The changes to the user interface means IT staff are back to asking “Which version of Windows do you have?”. “Do you have a round start menu button or is it a box of four squares at a slant” now becomes “Is your start button in the middle of the screen at the bottom or in the lower left corner?” Followed by figuring out what Microsoft decided to call things this time and if there are differences in steps to do a task in Win 11 versus Win 10. “No, you can’t right-click and pick ‘Copy’ any more. You have to go up to the button to do it.”

Once again, for as much a Apple used to be derided for having all programs and the different versions of MacOS look the same and run the same (post MacOS 9), the consistency reduces the Rick O’Connell “Here we go again” vibe I’m getting from Windows 11.

1 Like

MacOS has had a relatively ‘big’ change every couple major versions of the OS X era. Generally a much larger jump than the ‘classic’ era, in which the ‘default’ MacOS 9 look was basically an evolved and colorized version of the much earlier MacOS design. Different, but very recognizable.

I do think vendors deserve some credit for experiments but get in trouble when it looks like “Change for the sake of change.” The Windows ‘live tiles’ idea was an interesting twist on grid layouts, I thought. I do like the Windows 10 (maybe earlier) automatic tools to snap to ‘half screen’ by dragging a window to the edge of a monitor and similar.

My biggest problem with Windows design standpoint is going half-asses on replacing old stuff. 10 has the whole “OK, there’s a new Settings interface, but if you ask for certain stuff we’ll dump you back to the old interface that looks almost Win95-esque.”


Windows 10 has been hands-down my favorite version. I am in no rush.

1 Like

Gonna wait a couple of years, both for myself and for work. I remember Win10 was a mess for a couple of years when we rolled it out at the office.

We had pretty good experience with the work roll-out, but we also didn’t really go nuts with it until 2019, I think. SOP now is if it runs Win7 it gets a replacement. We also did pretty much all ‘replacements’ not upgrades.

I’d love to replace the Surface Pro 3 with something newer but relatively comparable…unfortunately that’s still a ~$1300-1500 machine :confused:

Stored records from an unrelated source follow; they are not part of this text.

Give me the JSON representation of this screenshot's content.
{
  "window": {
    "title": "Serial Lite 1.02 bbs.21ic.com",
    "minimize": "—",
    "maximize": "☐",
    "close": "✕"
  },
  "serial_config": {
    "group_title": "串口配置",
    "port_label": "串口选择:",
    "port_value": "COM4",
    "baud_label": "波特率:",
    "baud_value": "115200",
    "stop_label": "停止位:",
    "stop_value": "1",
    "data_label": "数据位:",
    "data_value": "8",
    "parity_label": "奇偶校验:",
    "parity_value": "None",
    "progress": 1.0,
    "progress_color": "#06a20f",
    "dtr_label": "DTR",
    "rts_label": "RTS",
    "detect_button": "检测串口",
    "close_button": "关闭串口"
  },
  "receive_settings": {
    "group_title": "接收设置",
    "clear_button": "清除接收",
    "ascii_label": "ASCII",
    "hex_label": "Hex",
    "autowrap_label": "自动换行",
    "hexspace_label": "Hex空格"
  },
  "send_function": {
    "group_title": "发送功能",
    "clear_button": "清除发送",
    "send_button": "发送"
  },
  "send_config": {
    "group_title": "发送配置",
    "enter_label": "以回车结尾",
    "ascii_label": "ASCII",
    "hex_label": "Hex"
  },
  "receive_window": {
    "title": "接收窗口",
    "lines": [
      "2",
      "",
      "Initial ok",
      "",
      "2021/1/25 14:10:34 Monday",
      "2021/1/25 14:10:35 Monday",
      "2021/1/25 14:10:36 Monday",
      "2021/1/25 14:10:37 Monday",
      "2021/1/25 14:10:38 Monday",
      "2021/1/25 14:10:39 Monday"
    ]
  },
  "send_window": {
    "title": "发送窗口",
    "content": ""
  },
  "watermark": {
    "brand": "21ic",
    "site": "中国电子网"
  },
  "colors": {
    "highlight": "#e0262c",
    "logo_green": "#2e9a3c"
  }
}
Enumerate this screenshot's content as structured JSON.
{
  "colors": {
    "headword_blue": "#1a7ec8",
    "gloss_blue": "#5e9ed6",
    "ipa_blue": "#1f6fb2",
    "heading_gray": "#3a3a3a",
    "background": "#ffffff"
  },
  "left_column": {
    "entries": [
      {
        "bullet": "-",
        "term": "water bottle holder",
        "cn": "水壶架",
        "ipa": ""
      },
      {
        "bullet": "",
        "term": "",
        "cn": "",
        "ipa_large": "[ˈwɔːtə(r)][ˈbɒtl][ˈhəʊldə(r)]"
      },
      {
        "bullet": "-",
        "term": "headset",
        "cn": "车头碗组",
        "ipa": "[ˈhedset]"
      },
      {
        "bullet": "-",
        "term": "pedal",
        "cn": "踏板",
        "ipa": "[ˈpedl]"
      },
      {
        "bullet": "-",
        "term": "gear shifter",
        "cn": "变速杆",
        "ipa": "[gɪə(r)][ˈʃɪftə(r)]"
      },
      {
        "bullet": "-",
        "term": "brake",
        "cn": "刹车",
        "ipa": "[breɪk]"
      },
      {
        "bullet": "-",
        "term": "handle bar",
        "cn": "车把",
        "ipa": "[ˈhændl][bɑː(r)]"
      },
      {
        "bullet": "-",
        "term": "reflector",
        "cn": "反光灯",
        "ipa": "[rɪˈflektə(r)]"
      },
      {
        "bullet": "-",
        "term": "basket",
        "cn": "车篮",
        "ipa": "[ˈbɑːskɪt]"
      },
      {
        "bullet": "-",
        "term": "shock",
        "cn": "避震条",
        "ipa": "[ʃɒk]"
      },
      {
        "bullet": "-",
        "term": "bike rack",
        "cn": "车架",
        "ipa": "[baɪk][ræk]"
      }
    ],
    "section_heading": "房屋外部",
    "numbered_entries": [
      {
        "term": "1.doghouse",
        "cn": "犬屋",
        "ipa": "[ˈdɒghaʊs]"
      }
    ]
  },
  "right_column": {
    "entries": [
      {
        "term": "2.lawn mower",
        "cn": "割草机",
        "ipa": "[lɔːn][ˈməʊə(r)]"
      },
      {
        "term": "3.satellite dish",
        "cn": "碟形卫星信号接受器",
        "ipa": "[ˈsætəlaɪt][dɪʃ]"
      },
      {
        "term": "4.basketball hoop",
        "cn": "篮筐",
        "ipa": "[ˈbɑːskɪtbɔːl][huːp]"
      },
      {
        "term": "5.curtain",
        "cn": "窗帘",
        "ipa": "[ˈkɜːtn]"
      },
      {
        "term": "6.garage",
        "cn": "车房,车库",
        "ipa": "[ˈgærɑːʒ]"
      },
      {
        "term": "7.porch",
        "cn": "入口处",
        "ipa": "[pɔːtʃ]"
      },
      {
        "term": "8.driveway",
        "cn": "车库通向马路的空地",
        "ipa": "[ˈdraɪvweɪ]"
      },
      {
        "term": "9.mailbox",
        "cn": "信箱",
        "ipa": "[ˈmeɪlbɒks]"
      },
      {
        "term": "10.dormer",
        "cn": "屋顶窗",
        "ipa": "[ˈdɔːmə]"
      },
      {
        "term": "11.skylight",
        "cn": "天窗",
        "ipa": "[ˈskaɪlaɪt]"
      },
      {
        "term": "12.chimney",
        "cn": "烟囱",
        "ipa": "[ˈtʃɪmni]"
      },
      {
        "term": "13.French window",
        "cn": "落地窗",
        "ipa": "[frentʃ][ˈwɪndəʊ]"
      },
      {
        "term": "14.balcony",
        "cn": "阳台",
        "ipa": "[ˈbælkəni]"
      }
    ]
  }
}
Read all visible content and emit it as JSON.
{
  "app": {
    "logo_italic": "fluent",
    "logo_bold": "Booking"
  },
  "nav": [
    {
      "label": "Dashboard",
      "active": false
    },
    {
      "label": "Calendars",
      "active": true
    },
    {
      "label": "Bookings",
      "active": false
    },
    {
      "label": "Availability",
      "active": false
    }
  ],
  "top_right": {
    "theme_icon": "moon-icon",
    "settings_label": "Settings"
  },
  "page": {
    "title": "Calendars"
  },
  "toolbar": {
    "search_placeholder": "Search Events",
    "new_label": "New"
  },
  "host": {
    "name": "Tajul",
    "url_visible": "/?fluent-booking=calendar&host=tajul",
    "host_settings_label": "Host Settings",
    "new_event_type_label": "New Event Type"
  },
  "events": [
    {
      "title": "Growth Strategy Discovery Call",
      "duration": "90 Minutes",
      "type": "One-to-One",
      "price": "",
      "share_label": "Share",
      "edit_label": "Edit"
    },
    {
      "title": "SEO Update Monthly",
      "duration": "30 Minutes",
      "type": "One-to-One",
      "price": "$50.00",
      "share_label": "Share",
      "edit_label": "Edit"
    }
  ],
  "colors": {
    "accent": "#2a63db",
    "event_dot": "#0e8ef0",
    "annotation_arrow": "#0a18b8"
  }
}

New info being released seems to point to Intel and Microsoft working closely together to optimize Windows 11 for Intel chips, which is leading to slowdowns of 15% on AMD Ryzen chips that haven’t received optimization yet. AMD was working on one fix when Microsoft released a new update and it made it worse.

If you get the notice you can update to Windows 11 and you do it, you have ten days to change your mind to roll back to Windows 10. If you don’t roll it back in time, it’s permanent. I guess you’d have to reinstall Windows 10 and then go back through all the updates and application reinstallation to get back to where you were.